  • If the judgment is for property damage sustained in an auto accident with an uninsured driver, you may wish to ask the Commissioner of Public Safety to suspend the driving privileges of the driver.
    • There is a fee for the certified copy that must be sent to the Department of Public Safety to suspend driving privileges.
  • If you do not know where the debtor works or banks, you may file a Request for Order for Disclosure.
    • There is a filing fee for each involved debtor's name.
    • You must wait 30 days after completing step 1.
    • The Court Administration Office will then issue an Order for Disclosure Form and mail it to the debtor, along with a Financial Disclosure Form.
    • The order requires the debtor to complete this form and disclose all non-exempt property and financial information to you within 10 days upon receipt and forward it to you.
    • It is your responsibility to supply the court with a current address for the debtor.
Debtors' Response
If a completed Financial Disclosure Form is received from the debtor, you can then decide what options are available for collections.

Failure to Respond
If no answer is received (the debtor fails to respond), you can complete an Affidavit in Support of an Order to Show Cause and schedule a court hearing before a judge and will require the judgment debtor to appear in court and explain why the Order for Disclosure was disobeyed. There is a filing fee for each involved debtor's name.

When the hearing is scheduled, the Court Administrator's Office will then issue an Order to Show Cause. It is your responsibility to have the debtor(s) served with the order. The Sheriff or any party who has no financial interest in the judgment can serve this order. It must be served on the debtor personally. It cannot be left at his / her residence with anyone else.

Order to Show Cause
The Order to Show Cause requires the debtor as well as the creditor to appear at the court hearing. At the hearing, the debtor will be instructed to complete the Financial Disclosure Form or give the judge a valid reason for not doing so. If the debtor fails to appear at this hearing, the judge may issue an Order for a Writ of Attachment.
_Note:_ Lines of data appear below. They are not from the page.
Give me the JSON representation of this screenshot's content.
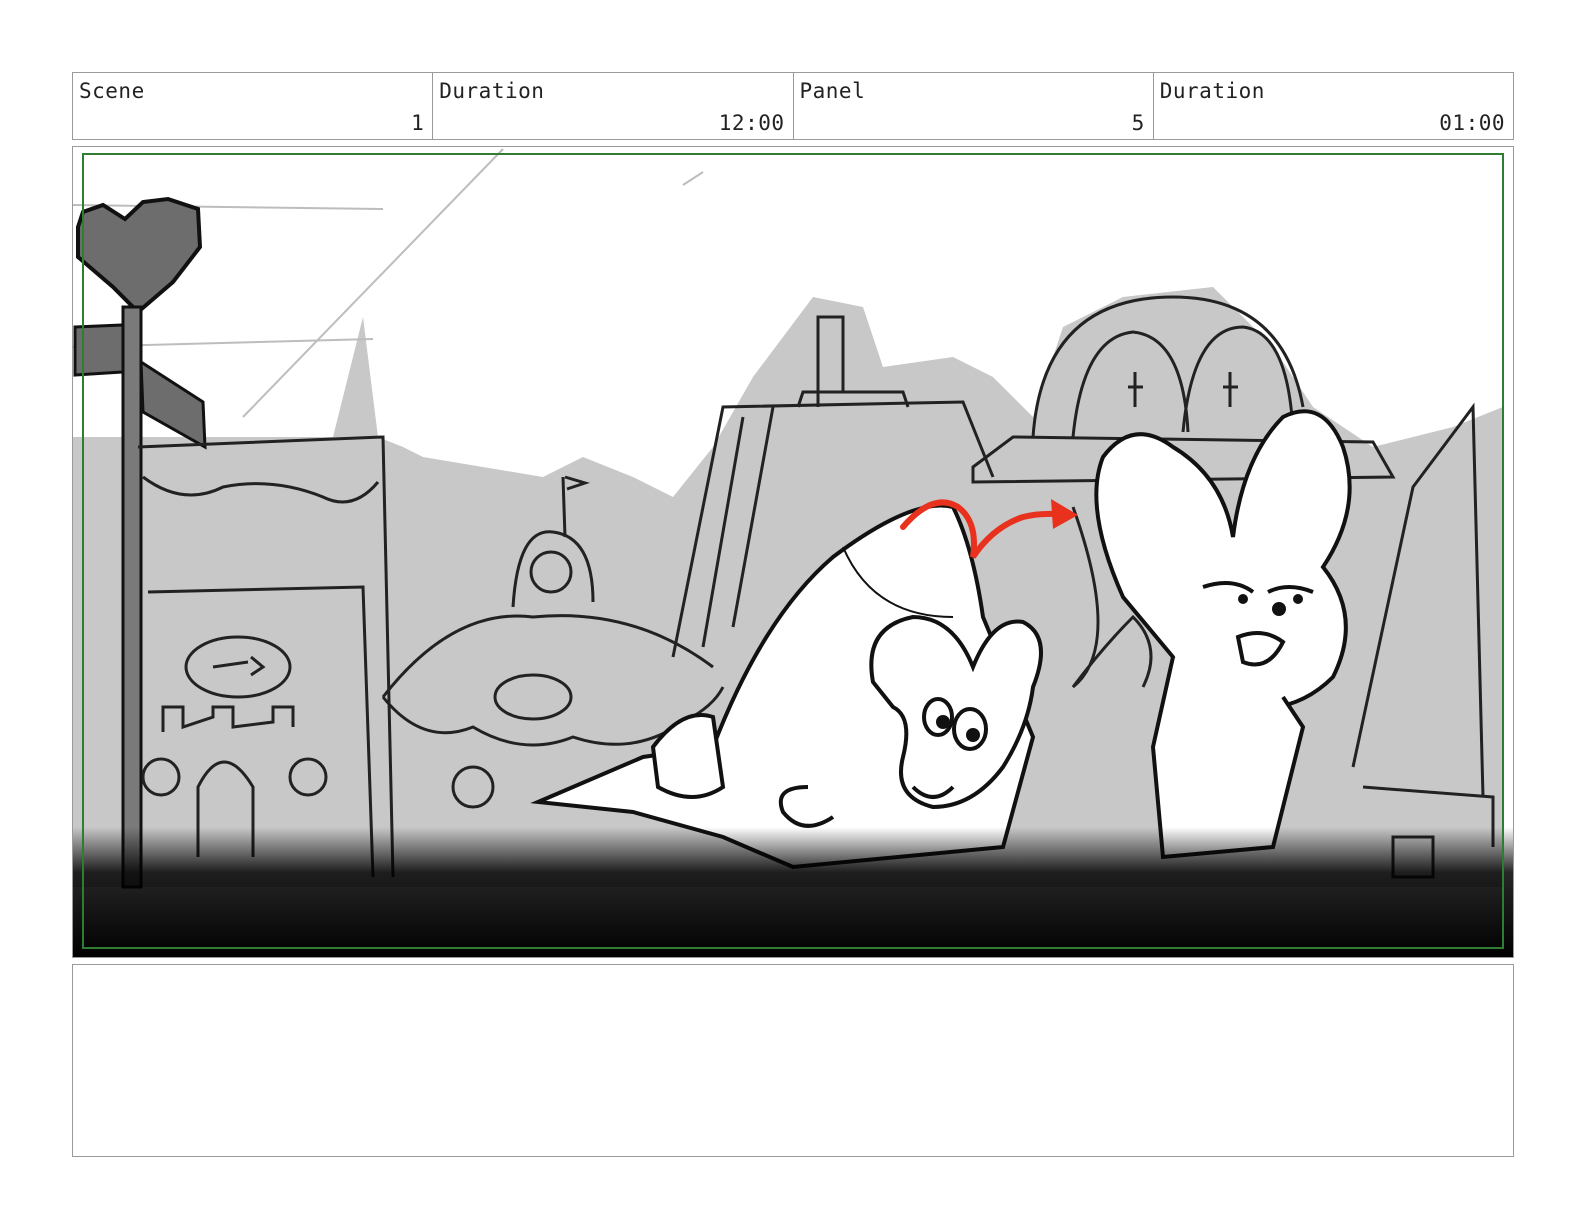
{
  "header": {
    "scene_label": "Scene",
    "scene_value": "1",
    "duration_label": "Duration",
    "duration_value": "12:00",
    "panel_label": "Panel",
    "panel_value": "5",
    "panel_duration_label": "Duration",
    "panel_duration_value": "01:00"
  },
  "panel": {
    "safe_area_color": "#2e7d32",
    "action_arrow_color": "#e8321e",
    "sketch_gray": "#c8c8c8"
  },
  "notes": {
    "text": ""
  }
}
When the Writ of Attachment is issued, you will be required to furnish the debtor's full name and date of birth to the court.
  • If you wish to have the cost of collection added to your judgment after an unsuccessful attempt to collect, you may need to file a notarized affidavit stating the costs and requesting those costs be added to your judgment.
    • Please attach a copy of your receipt from the Sheriff to your affidavit.
  • Order a Writ of Execution if you know where the debtor banks or where the debtor works.
    • There will be a fee charged for the Writ.
    • If you do not know either of these you are not ready for an Execution.
    • The Execution must be issued to the county where the bank or the employer is located.
    • The Court Administrator's Office will mail the Execution to you and you are to take it to the Sheriff of that county for service.
    • The sheriff will charge a fee.
  • If the debtor pays the judgment in full it is your obligation to provide the debtor with a Satisfaction of Judgment (MSA 548.15).
    • This form can be obtained on the state website, or at any legal stationery store.
    • A satisfaction of judgment must be filed with the court and a filing fee must be paid.
    • This must be done within 10 days if paid in cash, or within 30 days otherwise.
Unsuccessful Collection Attempt
If the sheriff or attorney is unable to collect, or if you have determined that there are no assets on which you can collect, it does not mean you will never collect your judgment. A judgment in conciliation court is valid for 10 years and may be executed on at any time during those 10 years. This is important because the debtor may, at some future time, have collectable assets. The fact that an unpaid judgment may affect the debtor's credit rating could result in voluntary payment at a later time.